= Exercise =
In the entries, find all lines that hold the word "pricing" and copy them.

= Component data from apps and pages =
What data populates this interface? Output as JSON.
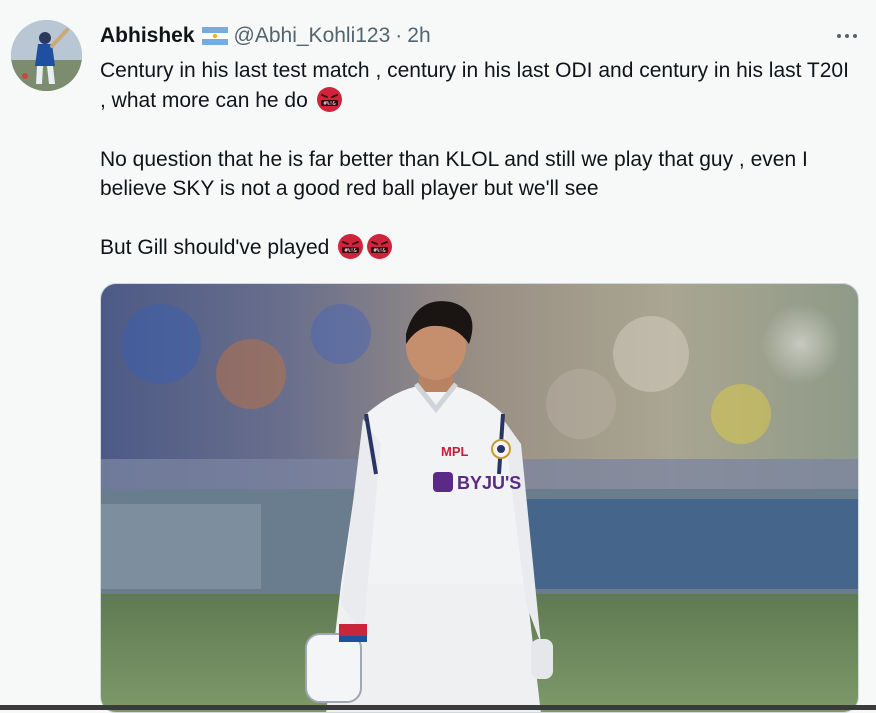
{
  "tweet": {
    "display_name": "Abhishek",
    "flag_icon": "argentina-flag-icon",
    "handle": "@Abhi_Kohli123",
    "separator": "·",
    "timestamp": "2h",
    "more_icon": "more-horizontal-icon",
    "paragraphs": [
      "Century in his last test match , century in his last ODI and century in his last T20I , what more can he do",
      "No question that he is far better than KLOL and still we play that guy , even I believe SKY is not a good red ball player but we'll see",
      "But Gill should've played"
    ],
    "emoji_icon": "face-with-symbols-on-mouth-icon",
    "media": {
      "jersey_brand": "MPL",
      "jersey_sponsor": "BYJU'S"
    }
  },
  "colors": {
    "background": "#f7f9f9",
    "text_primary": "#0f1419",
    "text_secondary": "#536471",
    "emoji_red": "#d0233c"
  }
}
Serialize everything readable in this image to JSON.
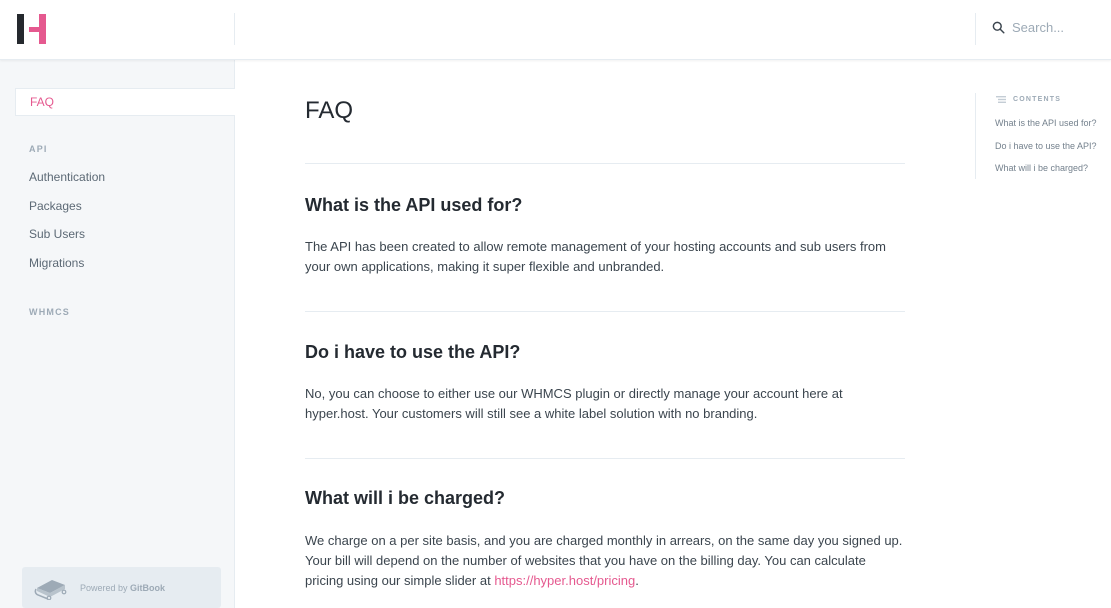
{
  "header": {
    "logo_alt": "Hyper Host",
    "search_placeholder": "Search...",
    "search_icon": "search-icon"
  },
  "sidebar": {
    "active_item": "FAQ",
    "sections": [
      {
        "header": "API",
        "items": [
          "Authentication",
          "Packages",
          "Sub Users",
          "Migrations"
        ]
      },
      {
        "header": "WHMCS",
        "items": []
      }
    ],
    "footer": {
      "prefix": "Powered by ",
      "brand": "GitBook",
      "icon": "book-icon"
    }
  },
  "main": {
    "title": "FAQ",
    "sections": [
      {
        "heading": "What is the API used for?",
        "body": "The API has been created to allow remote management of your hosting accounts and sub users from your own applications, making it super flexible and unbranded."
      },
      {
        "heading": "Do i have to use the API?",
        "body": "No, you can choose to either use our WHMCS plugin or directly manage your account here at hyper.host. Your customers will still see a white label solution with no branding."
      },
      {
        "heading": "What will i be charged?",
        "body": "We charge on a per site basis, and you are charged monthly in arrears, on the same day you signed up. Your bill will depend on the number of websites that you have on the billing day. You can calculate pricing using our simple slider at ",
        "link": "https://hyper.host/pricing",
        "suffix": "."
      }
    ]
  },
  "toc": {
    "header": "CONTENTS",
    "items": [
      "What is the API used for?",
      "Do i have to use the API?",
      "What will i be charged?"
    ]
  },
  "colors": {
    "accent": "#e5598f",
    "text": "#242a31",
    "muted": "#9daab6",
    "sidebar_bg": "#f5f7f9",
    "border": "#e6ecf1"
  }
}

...

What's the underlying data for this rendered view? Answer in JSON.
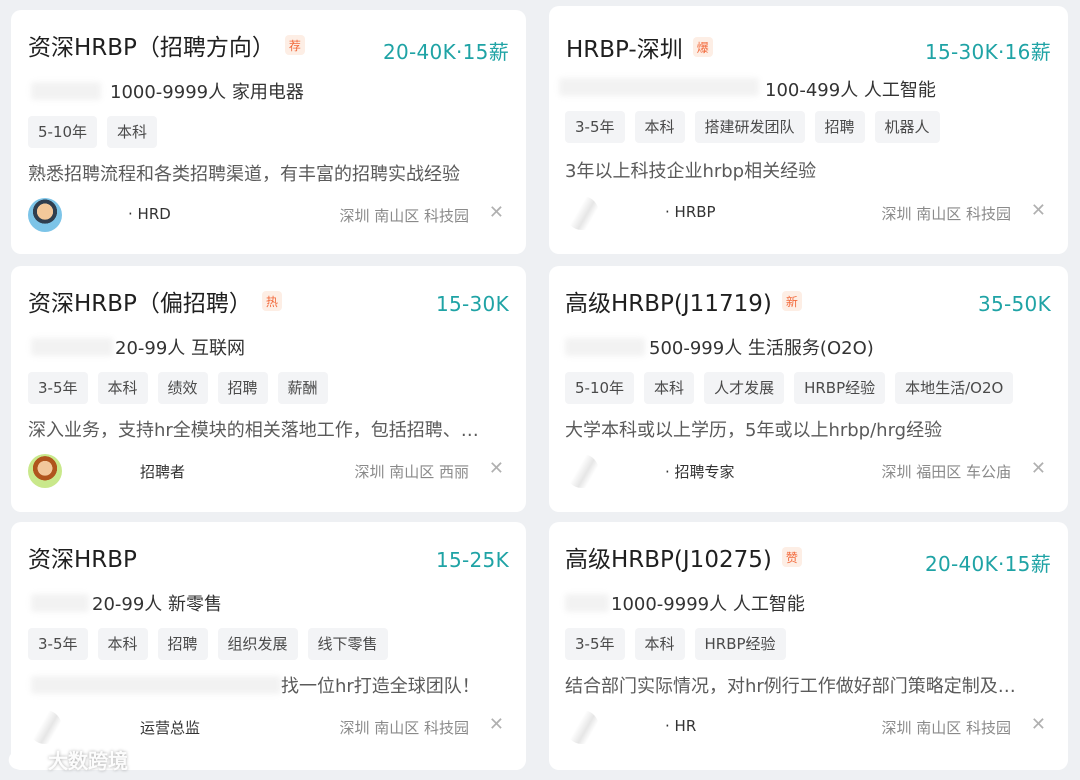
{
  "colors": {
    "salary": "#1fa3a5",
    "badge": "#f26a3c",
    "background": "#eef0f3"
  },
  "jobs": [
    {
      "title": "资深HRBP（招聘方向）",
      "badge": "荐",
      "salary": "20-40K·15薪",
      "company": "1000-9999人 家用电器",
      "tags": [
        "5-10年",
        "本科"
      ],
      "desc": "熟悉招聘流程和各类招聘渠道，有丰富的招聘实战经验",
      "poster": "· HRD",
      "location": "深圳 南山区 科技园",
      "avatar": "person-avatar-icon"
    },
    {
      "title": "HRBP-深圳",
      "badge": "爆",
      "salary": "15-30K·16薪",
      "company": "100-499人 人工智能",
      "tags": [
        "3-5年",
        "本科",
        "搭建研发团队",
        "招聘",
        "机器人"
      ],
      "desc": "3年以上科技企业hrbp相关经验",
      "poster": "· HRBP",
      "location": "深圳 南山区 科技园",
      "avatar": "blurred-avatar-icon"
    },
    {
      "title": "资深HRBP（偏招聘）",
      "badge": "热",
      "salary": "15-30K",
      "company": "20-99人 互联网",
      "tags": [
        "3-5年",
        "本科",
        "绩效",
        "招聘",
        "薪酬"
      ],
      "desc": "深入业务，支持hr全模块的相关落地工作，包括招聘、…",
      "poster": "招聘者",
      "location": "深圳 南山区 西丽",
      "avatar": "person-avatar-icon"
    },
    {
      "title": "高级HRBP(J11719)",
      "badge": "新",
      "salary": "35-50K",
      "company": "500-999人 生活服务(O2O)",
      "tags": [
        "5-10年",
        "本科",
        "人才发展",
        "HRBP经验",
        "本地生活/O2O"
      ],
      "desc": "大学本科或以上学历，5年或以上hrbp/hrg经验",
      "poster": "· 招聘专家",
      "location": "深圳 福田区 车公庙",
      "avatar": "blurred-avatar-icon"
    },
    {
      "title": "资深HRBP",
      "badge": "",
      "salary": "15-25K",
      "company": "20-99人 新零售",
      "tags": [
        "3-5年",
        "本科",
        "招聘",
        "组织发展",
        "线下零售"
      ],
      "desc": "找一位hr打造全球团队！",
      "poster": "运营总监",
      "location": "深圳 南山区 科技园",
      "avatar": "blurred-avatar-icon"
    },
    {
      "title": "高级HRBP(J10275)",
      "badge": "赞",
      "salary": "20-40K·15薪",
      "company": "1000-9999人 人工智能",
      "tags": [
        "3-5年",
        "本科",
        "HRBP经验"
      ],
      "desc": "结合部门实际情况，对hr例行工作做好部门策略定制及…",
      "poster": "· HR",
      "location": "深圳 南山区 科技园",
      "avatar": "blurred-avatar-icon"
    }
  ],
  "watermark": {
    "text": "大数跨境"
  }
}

= Solution =
        "body": "We charge on a per site basis, and you are charged monthly in arrears, on the same day you signed up. Your bill will depend on the number of websites that you have on the billing day. You can calculate pricing using our simple slider at ",
        "link": "https://hyper.host/pricing",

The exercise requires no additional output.